* **TASK DESCRIPTION**
Print out each entry below in full, exactly as given, excluding pictures.

* **SUPPLIED DATA**
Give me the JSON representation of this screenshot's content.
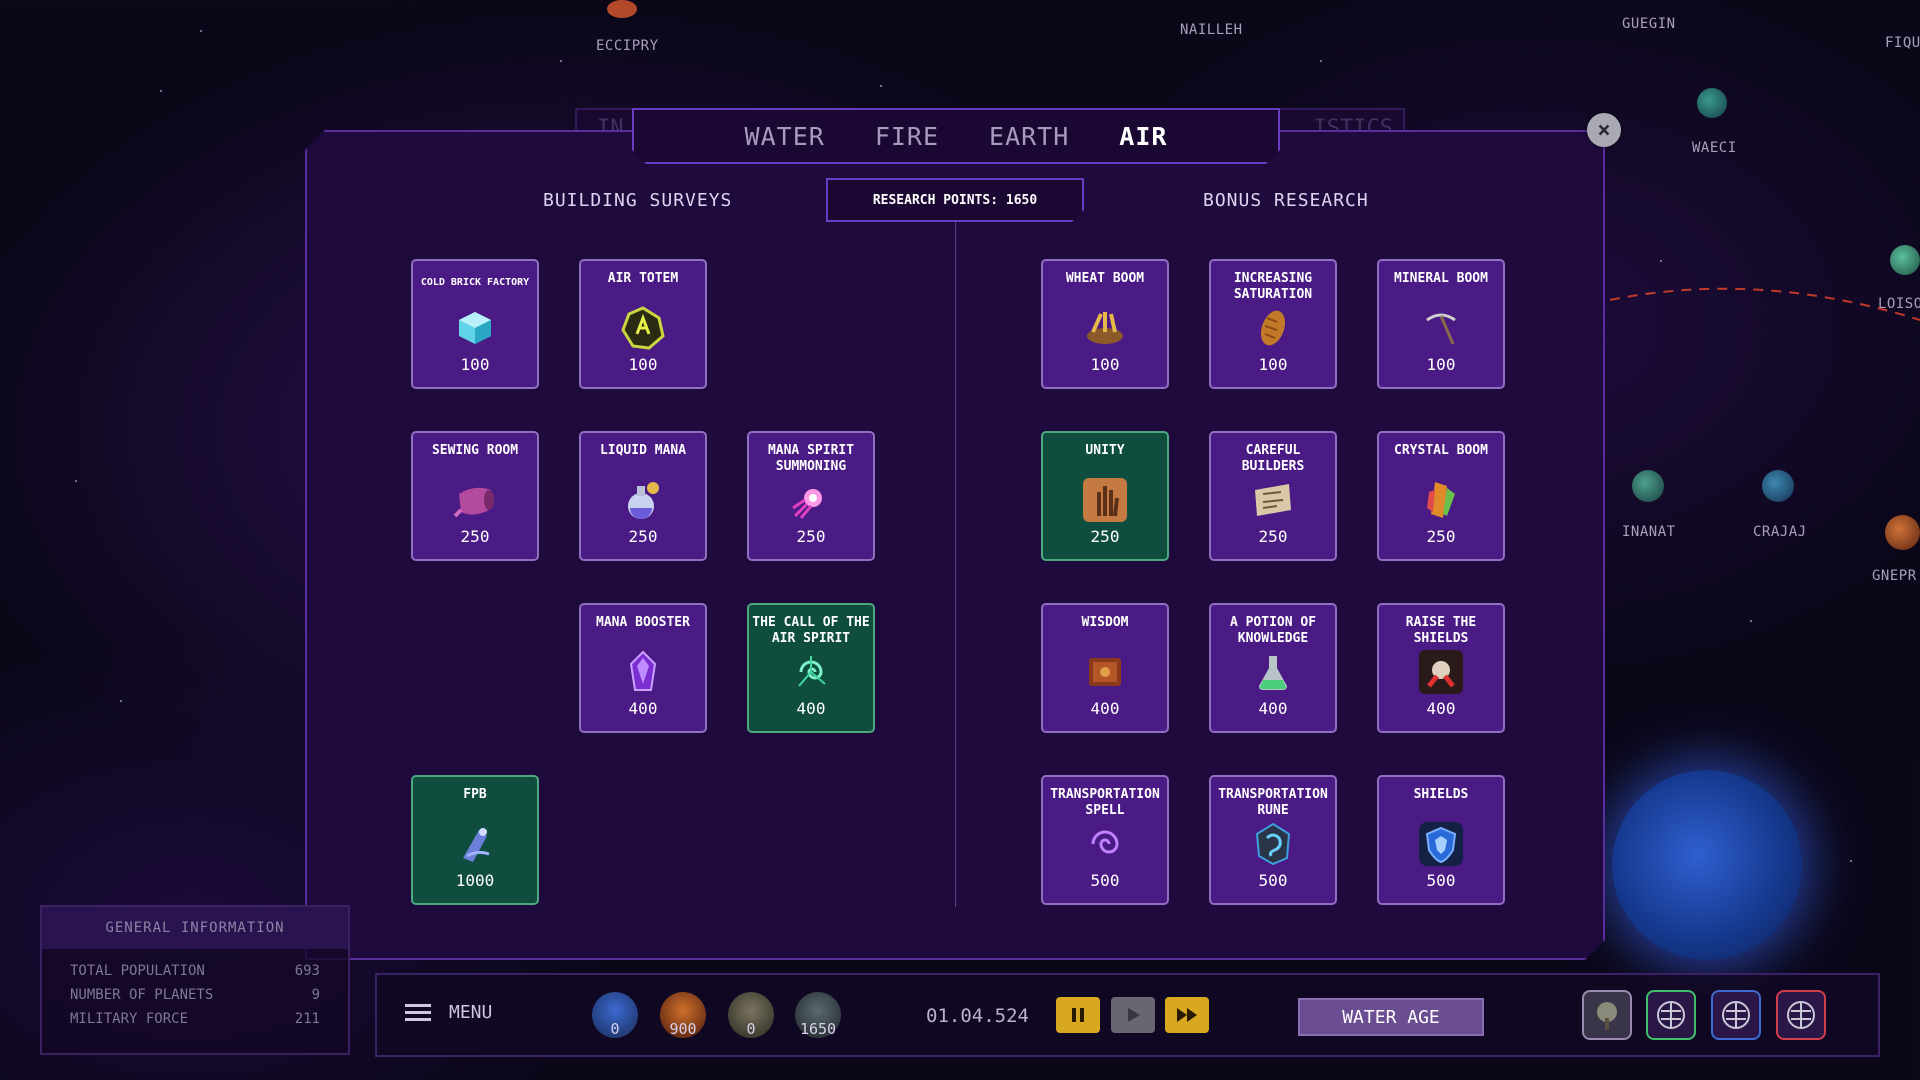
{
  "map": {
    "planets": [
      "ECCIPRY",
      "NAILLEH",
      "GUEGIN",
      "FIQU",
      "WAECI",
      "LOISO",
      "INANAT",
      "CRAJAJ",
      "GNEPR"
    ]
  },
  "tabs": {
    "back_hint": "IN",
    "back_hint_right": "ISTICS",
    "items": [
      "WATER",
      "FIRE",
      "EARTH",
      "AIR"
    ],
    "active": "AIR"
  },
  "close": {
    "label": "×"
  },
  "panel": {
    "left_title": "BUILDING SURVEYS",
    "right_title": "BONUS RESEARCH",
    "research_points": "RESEARCH POINTS: 1650"
  },
  "building_surveys": [
    {
      "name": "COLD BRICK FACTORY",
      "cost": "100",
      "icon": "ice-cube-icon"
    },
    {
      "name": "AIR TOTEM",
      "cost": "100",
      "icon": "air-totem-icon"
    },
    {
      "name": "SEWING ROOM",
      "cost": "250",
      "icon": "fabric-roll-icon"
    },
    {
      "name": "LIQUID MANA",
      "cost": "250",
      "icon": "potion-flask-icon"
    },
    {
      "name": "MANA SPIRIT SUMMONING",
      "cost": "250",
      "icon": "spirit-spark-icon"
    },
    {
      "name": "MANA BOOSTER",
      "cost": "400",
      "icon": "mana-crystal-icon"
    },
    {
      "name": "THE CALL OF THE AIR SPIRIT",
      "cost": "400",
      "icon": "air-swirl-icon",
      "completed": true
    },
    {
      "name": "FPB",
      "cost": "1000",
      "icon": "fpb-icon",
      "completed": true
    }
  ],
  "bonus_research": [
    {
      "name": "WHEAT BOOM",
      "cost": "100",
      "icon": "wheat-icon"
    },
    {
      "name": "INCREASING SATURATION",
      "cost": "100",
      "icon": "bread-icon"
    },
    {
      "name": "MINERAL BOOM",
      "cost": "100",
      "icon": "pickaxe-icon"
    },
    {
      "name": "UNITY",
      "cost": "250",
      "icon": "raised-hand-icon",
      "completed": true
    },
    {
      "name": "CAREFUL BUILDERS",
      "cost": "250",
      "icon": "blueprint-scroll-icon"
    },
    {
      "name": "CRYSTAL BOOM",
      "cost": "250",
      "icon": "crystal-icon"
    },
    {
      "name": "WISDOM",
      "cost": "400",
      "icon": "book-icon"
    },
    {
      "name": "A POTION OF KNOWLEDGE",
      "cost": "400",
      "icon": "green-potion-icon"
    },
    {
      "name": "RAISE THE SHIELDS",
      "cost": "400",
      "icon": "red-spark-icon"
    },
    {
      "name": "TRANSPORTATION SPELL",
      "cost": "500",
      "icon": "swirl-spell-icon"
    },
    {
      "name": "TRANSPORTATION RUNE",
      "cost": "500",
      "icon": "rune-stone-icon"
    },
    {
      "name": "SHIELDS",
      "cost": "500",
      "icon": "shield-icon"
    }
  ],
  "general_info": {
    "title": "GENERAL INFORMATION",
    "rows": [
      {
        "label": "TOTAL POPULATION",
        "value": "693"
      },
      {
        "label": "NUMBER OF PLANETS",
        "value": "9"
      },
      {
        "label": "MILITARY FORCE",
        "value": "211"
      }
    ]
  },
  "bottom_bar": {
    "menu_label": "MENU",
    "resources": [
      {
        "icon": "water-resource-icon",
        "value": "0"
      },
      {
        "icon": "fire-resource-icon",
        "value": "900"
      },
      {
        "icon": "earth-resource-icon",
        "value": "0"
      },
      {
        "icon": "air-resource-icon",
        "value": "1650"
      }
    ],
    "date": "01.04.524",
    "age_label": "WATER AGE"
  },
  "colors": {
    "card_bg": "#4a1b84",
    "card_done_bg": "#0f4e3e",
    "panel_bg": "#1f0a3e",
    "accent": "#6a3bc0"
  }
}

* **EXERCISE ANSWER**
Give me the JSON representation of this screenshot's content.
{
  "map": {
    "planets": [
      "ECCIPRY",
      "NAILLEH",
      "GUEGIN",
      "FIQU",
      "WAECI",
      "LOISO",
      "INANAT",
      "CRAJAJ",
      "GNEPR"
    ]
  },
  "tabs": {
    "back_hint": "IN",
    "back_hint_right": "ISTICS",
    "items": [
      "WATER",
      "FIRE",
      "EARTH",
      "AIR"
    ],
    "active": "AIR"
  },
  "close": {
    "label": "×"
  },
  "panel": {
    "left_title": "BUILDING SURVEYS",
    "right_title": "BONUS RESEARCH",
    "research_points": "RESEARCH POINTS: 1650"
  },
  "building_surveys": [
    {
      "name": "COLD BRICK FACTORY",
      "cost": "100",
      "icon": "ice-cube-icon"
    },
    {
      "name": "AIR TOTEM",
      "cost": "100",
      "icon": "air-totem-icon"
    },
    {
      "name": "SEWING ROOM",
      "cost": "250",
      "icon": "fabric-roll-icon"
    },
    {
      "name": "LIQUID MANA",
      "cost": "250",
      "icon": "potion-flask-icon"
    },
    {
      "name": "MANA SPIRIT SUMMONING",
      "cost": "250",
      "icon": "spirit-spark-icon"
    },
    {
      "name": "MANA BOOSTER",
      "cost": "400",
      "icon": "mana-crystal-icon"
    },
    {
      "name": "THE CALL OF THE AIR SPIRIT",
      "cost": "400",
      "icon": "air-swirl-icon",
      "completed": true
    },
    {
      "name": "FPB",
      "cost": "1000",
      "icon": "fpb-icon",
      "completed": true
    }
  ],
  "bonus_research": [
    {
      "name": "WHEAT BOOM",
      "cost": "100",
      "icon": "wheat-icon"
    },
    {
      "name": "INCREASING SATURATION",
      "cost": "100",
      "icon": "bread-icon"
    },
    {
      "name": "MINERAL BOOM",
      "cost": "100",
      "icon": "pickaxe-icon"
    },
    {
      "name": "UNITY",
      "cost": "250",
      "icon": "raised-hand-icon",
      "completed": true
    },
    {
      "name": "CAREFUL BUILDERS",
      "cost": "250",
      "icon": "blueprint-scroll-icon"
    },
    {
      "name": "CRYSTAL BOOM",
      "cost": "250",
      "icon": "crystal-icon"
    },
    {
      "name": "WISDOM",
      "cost": "400",
      "icon": "book-icon"
    },
    {
      "name": "A POTION OF KNOWLEDGE",
      "cost": "400",
      "icon": "green-potion-icon"
    },
    {
      "name": "RAISE THE SHIELDS",
      "cost": "400",
      "icon": "red-spark-icon"
    },
    {
      "name": "TRANSPORTATION SPELL",
      "cost": "500",
      "icon": "swirl-spell-icon"
    },
    {
      "name": "TRANSPORTATION RUNE",
      "cost": "500",
      "icon": "rune-stone-icon"
    },
    {
      "name": "SHIELDS",
      "cost": "500",
      "icon": "shield-icon"
    }
  ],
  "general_info": {
    "title": "GENERAL INFORMATION",
    "rows": [
      {
        "label": "TOTAL POPULATION",
        "value": "693"
      },
      {
        "label": "NUMBER OF PLANETS",
        "value": "9"
      },
      {
        "label": "MILITARY FORCE",
        "value": "211"
      }
    ]
  },
  "bottom_bar": {
    "menu_label": "MENU",
    "resources": [
      {
        "icon": "water-resource-icon",
        "value": "0"
      },
      {
        "icon": "fire-resource-icon",
        "value": "900"
      },
      {
        "icon": "earth-resource-icon",
        "value": "0"
      },
      {
        "icon": "air-resource-icon",
        "value": "1650"
      }
    ],
    "date": "01.04.524",
    "age_label": "WATER AGE"
  },
  "colors": {
    "card_bg": "#4a1b84",
    "card_done_bg": "#0f4e3e",
    "panel_bg": "#1f0a3e",
    "accent": "#6a3bc0"
  }
}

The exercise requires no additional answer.